14 May 1940 sailed Kingston independently to Fort de France

18 May 1940 sailed Fort de France independently to Casablanca arriving 3 June 1940

7 June 1940 sailed Casablanca in escorted convoy K3 to Bordeaux arriving 14 June 1940

18 June 1940 sailed Bordeaux independently to Falmouth arriving 20 June 1940

29 June 1940 sailed Falmouth joining escorted convoy OA175 until dispersal on 1 July 1940 and thence independently to Aruba arriving 15 July 1940

31 July 1940 sailed Aruba independently to Curacao arriving 1 August 1940

2 August 1940 sailed Curacaqo independently to New York arriving 9 August 1940

13 August 1940 sailed New York

27 August 1940 at Lago Hospital, Aruba Able Seaman Patrick O’Brien discharged dead from cancer

1 April 1942 arrived at Gibraltar escorted by HMS’s COREOPSIS and COLTSFOOT

7 April 1942 sailed Gibraltar to Trinidad in company with the tanker Sandar and with both being escorted by HMS’s COREOPSIS and COLTSFOOT

27 May 1942 arrived at Gibraltar from Trinidad escorted by HMS’s JONQUIL and ST NECTAN

31 May 1942 sailed Gibraltar together with COWRIE and ANDREA BROVIG and escorted by HMS’s JONQUIL, GERANIUM and SPIRAEA until dark on 4 June 1942

29 March 1943 sailed Methil in unescorted convoy EN210 to Loch Ewe arriving 31 March 1943

5 April 1943 sailed from Liverpool in escorted convoy ONS3 to Halifax arriving on 28 April 1943. During this convoy acted as an Escort Oiler

6 May 1943 sailed Boston in escorted convoy BX49 to Halifax arriving 8 May 1943

31 August 1943 sailed from Liverpool in escorted convoy ONS17 to Halifax arriving on 16 September 1943. During this convoy acted as an Escort Oiler
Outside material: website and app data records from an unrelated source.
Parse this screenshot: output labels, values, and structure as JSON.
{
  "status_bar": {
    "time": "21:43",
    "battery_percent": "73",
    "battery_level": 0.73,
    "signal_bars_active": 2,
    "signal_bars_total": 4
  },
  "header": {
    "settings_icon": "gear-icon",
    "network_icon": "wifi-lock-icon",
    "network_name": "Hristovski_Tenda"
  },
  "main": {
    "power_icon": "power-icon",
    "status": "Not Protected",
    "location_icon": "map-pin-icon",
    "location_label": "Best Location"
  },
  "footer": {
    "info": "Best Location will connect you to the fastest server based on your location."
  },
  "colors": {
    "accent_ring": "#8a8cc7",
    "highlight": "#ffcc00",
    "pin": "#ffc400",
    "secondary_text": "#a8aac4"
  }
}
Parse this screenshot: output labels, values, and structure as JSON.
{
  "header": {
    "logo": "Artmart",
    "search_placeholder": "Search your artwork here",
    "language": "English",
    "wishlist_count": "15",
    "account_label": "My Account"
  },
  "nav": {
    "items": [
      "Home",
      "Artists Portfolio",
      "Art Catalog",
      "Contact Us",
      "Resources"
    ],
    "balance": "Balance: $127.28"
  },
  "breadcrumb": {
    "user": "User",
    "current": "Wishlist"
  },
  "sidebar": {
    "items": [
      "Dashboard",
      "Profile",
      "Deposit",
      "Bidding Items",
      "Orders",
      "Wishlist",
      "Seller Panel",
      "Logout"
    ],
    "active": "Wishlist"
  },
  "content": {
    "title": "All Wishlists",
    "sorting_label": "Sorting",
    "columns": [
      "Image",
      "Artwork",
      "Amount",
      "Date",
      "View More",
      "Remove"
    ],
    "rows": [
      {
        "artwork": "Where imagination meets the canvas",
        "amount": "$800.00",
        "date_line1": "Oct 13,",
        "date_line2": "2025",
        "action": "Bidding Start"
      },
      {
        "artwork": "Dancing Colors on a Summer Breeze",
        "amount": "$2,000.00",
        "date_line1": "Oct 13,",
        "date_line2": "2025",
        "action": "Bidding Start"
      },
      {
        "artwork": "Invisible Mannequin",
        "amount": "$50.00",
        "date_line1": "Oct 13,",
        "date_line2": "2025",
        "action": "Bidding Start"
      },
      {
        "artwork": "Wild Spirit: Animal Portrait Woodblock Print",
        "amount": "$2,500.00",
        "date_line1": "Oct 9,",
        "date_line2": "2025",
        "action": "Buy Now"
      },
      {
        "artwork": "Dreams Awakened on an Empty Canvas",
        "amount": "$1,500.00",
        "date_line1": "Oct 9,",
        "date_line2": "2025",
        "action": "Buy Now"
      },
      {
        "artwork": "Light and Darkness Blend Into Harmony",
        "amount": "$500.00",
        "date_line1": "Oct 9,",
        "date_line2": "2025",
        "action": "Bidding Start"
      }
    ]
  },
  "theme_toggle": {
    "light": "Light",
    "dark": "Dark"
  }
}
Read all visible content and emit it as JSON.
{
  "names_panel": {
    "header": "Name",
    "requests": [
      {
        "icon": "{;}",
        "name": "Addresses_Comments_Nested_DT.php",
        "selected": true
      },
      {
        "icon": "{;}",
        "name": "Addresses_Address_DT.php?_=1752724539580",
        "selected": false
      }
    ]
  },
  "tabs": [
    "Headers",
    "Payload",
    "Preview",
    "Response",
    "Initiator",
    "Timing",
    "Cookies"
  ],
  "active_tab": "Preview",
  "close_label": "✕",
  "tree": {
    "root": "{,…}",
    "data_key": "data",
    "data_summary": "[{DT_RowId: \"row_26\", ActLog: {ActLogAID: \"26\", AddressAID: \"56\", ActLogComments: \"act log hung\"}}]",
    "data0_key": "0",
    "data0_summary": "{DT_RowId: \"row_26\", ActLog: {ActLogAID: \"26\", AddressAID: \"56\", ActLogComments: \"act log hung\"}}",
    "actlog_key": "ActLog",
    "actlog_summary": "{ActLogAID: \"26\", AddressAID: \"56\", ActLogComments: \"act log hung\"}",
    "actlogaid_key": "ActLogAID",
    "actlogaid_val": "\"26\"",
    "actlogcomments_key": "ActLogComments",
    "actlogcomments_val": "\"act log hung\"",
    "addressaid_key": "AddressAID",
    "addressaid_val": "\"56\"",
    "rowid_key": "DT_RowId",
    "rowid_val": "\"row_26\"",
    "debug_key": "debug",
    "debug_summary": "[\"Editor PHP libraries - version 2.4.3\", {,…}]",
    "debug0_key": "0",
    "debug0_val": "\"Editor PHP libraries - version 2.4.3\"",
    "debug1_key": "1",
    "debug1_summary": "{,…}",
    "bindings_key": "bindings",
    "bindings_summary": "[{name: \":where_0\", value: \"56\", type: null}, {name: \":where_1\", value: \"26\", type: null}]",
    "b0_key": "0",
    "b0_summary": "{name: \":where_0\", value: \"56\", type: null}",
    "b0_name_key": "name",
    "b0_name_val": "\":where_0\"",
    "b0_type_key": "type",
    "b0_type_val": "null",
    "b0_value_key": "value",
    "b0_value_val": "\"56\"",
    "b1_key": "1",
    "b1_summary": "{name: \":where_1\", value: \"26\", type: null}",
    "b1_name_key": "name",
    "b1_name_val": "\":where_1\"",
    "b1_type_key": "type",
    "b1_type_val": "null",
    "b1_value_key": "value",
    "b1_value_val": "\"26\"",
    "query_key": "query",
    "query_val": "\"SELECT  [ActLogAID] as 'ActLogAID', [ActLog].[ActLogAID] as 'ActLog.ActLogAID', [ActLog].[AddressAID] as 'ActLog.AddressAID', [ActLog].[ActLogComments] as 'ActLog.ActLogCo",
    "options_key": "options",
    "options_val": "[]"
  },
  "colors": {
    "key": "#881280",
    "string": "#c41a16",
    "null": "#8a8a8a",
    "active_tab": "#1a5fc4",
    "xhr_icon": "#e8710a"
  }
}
30 November 1943 sailed from Liverpool in escorted convoy ONS24 to Halifax but was forced to turn back. During this convoy would have acted as an Escort Oiler. She also carried 60 depth charges

29 December 1943 sailed from Liverpool in escorted convoy ONS26 to Halifax arriving on 18 January 1944. During this convoy acted as an Escort Oiler

29 January 1944 sailed from Hailfax in escorted convoy SC152 to Liverpool arriving 15 February 1944. During this convoy acted as an Escort Oiler


16 February 1945 at Robbins Reef, Upper New York Bay in collision with USS Edison (DD439). Destroyer damaged between frames 22 to 33. The destroyer made her way to berth E2, Bayonne Annex, Navy Yard, New York. A US board of enquiry enquiried into the circumstances of the collision

USS Edison DD-439

USS Edison (DD439)

24 June 1946 in the Birthday Honours List Captain Ralph Gordon Dunn appointed an Officer of the Most Excellent Order of the Bitish Empire – OBE – Civil Division

27 July 1945 at Port Aransas Second Cook John Cuthbert discharged dead having drowned

27 February 1946 at Hospital at St Vincent Donkeyman William Hosking discharged dead from natural causes

19 November 1949 passed the Lloyds Signal Station on the Lizard sailing westbound

23 December 1951 at 28°25N 22°07E Second Engineer Robert John Hately Dunn discharged dead having accidentally drowned

1953 purchased by Cia Panamena Europea Nav, Liberia and renamed NONNA MARO

21 August 1961 arrived Savona for demolition